Red Hat Bugzilla – Bug 264481
Recent kernel update killed overall performance
Last modified: 2007-11-30 17:12:14 EST
Description of problem:
I was out of the office for the past two months or so. When I returned I did a "yum update" in fedora.
This pulled down a new version of the kernel. VMWare (after patching) is now unbelievably slow (it
takes several minutes for the application to open, much less start a virtual machine). My own software
(straight C code terminal app, no GUI etc) is also about 25% slower. Was there a new scheduler or
Version-Release number of selected component (if applicable):
Unknown -- from an update in the past 9 weeks.
Steps to Reproduce:
1. Run my own executable under "time", or launch VMWare (version 5.x)
My own executable takes roughly 25% longer to run, while VMWare (the app itself, not a virtual
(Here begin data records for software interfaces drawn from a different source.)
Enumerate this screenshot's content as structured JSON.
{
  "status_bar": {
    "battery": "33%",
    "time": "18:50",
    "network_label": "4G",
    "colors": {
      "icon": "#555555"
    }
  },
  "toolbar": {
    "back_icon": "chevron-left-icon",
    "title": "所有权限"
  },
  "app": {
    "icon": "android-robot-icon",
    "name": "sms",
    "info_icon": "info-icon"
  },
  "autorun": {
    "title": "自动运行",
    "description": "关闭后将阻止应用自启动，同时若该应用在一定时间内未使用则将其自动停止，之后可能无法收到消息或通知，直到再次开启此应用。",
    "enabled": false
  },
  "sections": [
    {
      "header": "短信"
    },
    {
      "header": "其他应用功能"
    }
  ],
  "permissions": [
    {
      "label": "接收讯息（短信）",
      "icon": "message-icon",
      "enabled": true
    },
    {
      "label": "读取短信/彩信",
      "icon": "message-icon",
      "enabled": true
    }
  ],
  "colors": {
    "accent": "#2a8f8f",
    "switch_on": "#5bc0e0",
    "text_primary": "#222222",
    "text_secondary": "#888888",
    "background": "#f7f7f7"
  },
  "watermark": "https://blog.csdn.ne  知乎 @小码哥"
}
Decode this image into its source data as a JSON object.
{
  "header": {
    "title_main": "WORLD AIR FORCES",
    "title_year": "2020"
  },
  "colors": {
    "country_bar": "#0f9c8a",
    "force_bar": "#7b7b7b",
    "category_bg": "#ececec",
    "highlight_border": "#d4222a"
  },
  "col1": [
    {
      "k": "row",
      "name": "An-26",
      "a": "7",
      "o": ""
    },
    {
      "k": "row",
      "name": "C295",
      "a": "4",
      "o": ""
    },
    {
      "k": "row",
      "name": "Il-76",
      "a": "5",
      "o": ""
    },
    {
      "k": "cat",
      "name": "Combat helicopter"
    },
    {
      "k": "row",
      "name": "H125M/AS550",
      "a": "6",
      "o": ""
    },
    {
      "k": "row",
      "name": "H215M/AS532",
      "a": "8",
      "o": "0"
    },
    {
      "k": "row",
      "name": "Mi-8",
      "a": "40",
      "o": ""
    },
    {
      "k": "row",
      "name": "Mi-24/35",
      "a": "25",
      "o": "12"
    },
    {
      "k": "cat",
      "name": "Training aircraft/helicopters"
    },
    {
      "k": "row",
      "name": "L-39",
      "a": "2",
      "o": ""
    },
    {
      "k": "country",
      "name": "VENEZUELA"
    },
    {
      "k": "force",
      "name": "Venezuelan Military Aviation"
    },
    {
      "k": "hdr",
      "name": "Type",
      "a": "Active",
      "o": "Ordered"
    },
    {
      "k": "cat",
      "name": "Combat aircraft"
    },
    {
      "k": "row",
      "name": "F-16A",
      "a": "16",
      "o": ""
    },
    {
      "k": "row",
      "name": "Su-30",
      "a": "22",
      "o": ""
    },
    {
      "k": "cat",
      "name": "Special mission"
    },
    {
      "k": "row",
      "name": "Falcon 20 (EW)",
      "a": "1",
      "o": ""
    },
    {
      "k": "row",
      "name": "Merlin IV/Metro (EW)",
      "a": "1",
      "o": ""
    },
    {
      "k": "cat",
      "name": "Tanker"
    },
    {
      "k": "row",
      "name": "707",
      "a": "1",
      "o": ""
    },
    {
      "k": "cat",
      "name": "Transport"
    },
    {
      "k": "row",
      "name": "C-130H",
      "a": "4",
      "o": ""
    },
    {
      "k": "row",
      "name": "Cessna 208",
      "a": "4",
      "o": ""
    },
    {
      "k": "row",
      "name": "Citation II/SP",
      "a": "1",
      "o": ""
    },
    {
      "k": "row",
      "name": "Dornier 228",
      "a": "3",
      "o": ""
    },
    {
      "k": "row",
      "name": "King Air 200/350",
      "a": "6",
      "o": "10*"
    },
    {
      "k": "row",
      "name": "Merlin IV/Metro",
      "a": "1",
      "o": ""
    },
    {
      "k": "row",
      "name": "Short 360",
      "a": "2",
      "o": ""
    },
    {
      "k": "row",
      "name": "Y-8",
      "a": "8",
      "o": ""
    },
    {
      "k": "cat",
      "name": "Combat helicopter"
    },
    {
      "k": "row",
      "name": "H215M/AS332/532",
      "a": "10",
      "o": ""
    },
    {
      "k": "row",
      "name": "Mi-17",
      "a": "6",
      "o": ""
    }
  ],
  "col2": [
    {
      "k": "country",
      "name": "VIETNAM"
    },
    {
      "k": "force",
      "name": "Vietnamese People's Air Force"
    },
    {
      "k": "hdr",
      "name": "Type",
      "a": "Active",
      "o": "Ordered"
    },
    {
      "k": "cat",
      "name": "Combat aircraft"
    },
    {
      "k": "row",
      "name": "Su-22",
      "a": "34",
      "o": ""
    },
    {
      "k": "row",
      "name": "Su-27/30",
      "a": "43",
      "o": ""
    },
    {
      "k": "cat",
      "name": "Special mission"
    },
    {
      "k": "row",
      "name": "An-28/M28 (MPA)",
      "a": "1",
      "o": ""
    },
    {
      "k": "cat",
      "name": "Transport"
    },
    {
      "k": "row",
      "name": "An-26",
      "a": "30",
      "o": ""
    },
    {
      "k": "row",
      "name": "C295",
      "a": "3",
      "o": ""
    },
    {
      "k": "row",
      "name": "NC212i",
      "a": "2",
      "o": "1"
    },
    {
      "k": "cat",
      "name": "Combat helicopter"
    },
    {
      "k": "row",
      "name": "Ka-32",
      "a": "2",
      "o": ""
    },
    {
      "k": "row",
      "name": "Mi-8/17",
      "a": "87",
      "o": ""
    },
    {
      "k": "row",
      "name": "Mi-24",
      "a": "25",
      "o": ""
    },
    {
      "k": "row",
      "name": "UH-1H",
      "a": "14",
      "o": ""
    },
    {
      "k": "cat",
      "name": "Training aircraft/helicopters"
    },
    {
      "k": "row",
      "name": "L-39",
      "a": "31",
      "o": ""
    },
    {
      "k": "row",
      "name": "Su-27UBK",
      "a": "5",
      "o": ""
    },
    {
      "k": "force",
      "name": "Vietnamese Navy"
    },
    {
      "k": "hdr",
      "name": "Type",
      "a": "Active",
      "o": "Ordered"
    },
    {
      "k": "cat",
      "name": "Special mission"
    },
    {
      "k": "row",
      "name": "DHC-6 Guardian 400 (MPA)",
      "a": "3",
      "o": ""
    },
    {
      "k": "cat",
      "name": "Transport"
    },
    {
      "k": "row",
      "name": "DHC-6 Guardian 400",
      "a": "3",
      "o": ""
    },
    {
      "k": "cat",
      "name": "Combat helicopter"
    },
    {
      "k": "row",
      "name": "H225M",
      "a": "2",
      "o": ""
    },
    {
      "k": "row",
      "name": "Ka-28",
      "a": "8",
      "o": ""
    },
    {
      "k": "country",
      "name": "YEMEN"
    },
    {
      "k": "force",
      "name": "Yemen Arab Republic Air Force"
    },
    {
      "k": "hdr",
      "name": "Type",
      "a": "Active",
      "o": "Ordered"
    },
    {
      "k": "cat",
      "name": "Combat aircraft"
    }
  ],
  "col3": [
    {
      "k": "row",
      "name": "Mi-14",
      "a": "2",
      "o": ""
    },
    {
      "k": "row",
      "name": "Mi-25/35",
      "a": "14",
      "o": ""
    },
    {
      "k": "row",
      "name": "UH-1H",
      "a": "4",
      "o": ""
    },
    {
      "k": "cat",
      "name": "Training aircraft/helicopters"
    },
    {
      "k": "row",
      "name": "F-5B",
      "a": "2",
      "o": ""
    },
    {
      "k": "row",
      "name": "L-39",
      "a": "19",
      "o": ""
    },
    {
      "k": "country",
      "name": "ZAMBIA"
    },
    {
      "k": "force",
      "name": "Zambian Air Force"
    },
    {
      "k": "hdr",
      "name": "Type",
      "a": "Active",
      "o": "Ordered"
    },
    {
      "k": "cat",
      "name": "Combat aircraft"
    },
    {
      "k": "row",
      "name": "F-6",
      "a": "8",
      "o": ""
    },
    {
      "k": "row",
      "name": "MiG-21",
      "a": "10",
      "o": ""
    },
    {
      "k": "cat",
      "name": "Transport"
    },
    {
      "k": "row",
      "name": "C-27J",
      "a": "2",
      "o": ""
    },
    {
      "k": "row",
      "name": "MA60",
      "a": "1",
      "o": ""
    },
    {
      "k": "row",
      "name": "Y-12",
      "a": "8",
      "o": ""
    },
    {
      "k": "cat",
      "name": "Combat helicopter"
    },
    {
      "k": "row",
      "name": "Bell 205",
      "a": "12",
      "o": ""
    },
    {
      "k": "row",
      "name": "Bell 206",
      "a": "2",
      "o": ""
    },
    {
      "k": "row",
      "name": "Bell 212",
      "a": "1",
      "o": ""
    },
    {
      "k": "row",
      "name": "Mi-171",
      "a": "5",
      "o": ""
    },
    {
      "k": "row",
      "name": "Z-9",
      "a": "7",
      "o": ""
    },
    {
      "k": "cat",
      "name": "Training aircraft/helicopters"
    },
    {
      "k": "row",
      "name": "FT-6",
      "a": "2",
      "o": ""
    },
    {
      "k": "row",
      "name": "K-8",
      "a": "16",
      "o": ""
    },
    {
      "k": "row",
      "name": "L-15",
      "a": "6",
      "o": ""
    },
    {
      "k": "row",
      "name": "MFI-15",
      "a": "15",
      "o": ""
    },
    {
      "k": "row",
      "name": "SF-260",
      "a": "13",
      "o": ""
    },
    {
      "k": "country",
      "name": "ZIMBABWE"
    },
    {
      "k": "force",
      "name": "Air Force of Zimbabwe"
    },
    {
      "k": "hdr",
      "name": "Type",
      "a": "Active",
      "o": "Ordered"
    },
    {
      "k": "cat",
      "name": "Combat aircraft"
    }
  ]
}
machine) is almost unusable.
The same performance as 9 weeks ago.
This might be difficult to pin-down. Could someone help me downgrade the kernel so I could identify
the update that broke everything?
(In reply to comment #0)
> Steps to Reproduce:
> 1. Run my own executable under "time",
What is the output, under the new and old kernels?
And can you try this kernel?
Boot into the 2.6.20 kernel and remove the previous 2.6.22 one, then install
this one (using rpm). That way there will only be one 2.6.22 version installed.
I don't have the exact values, but it is roughly:
old kernel, user: 3m 25s
new kernel, user: 4m 45s
I will not have access to the machine until next week. How should I remove the previous 2.6.22 kernel?
We need the complete output of the 'time' command. (And the user time reported
may just be an artifact of the way the new sceduler does accounting, does it
really take more wall clock time?)
To erase the old kernel (as root)
# rpm -e kernel-2.6.22.whatever.fc6
Install the new one (all on one line):
# rpm -i
Ah, of course. Thanks. Yum has spoiled me.
Here is the output of the 'time' command with the current kernel (I do not have one saved from 9 weeks
The old executions looked very similar, but took roughly user 3m25s, real slightly larger.
My application does seem to take more wall-clock time, and VMWare certainly is much much slower.
I'll try the new kernel as soon as I have local access to the machine.
Here is the timing with version 22.214.171.124-49
I haven't tried to recompile the VMWare drivers to see if it helps with that.
Oh, by the way I only had 126.96.36.199 and 188.8.131.52 installed. What was the last
version of the FC6 x86_64 kernel with the old scheduler so I can try that again?
(In reply to comment #6)
> Oh, by the way I only had 184.108.40.206 and 220.127.116.11 installed. What was the last
> version of the FC6 x86_64 kernel with the old scheduler so I can try that again?
kernel 18.104.22.168-49, in the updates-testing repo, has the latest scheduler updates.
Ah, what info do you need?
I'm planning to revert to kernel-2.6.20-1.2962.fc6 and test as soon as I have local access to the machine
again (probably next Tuesday).
Other than this, I'd assume it's fallout from Ingo's CFS merge? Seems like it might be "fair" to the
detriment of a heavy computational task. Something tunable? Worth firing a message to LKML? If so, I'd
rather someone more versed in kernel details do so if possible.
(In reply to comment #9)
> Ah, what info do you need?
Results from 2.6.20 and from 22.214.171.124-49, which has the latest CFS scheduler.
126.96.36.199-49 is in updates-testing:
# yum --enablerepo=updates-testing update kernel
To keep more kernels installed than the default of 2, edit
/etc/yum/pluginconf.d/installonlyn.conf and change 'tokeep=2' to some larger number.
Resuts from 188.8.131.52-49 are in comment #5. Very small improvement. I'll get 2.6.20 next week.
Reinstalling 2.6.20-1.2962 resulted in no change:
Thus it seems like it is something other than the kernel. I suppose this bug
should be closed in some fashion. I'll open a new bug if I can figure out what
caused the slowdown I'm seeing.
Thanks for all of your help,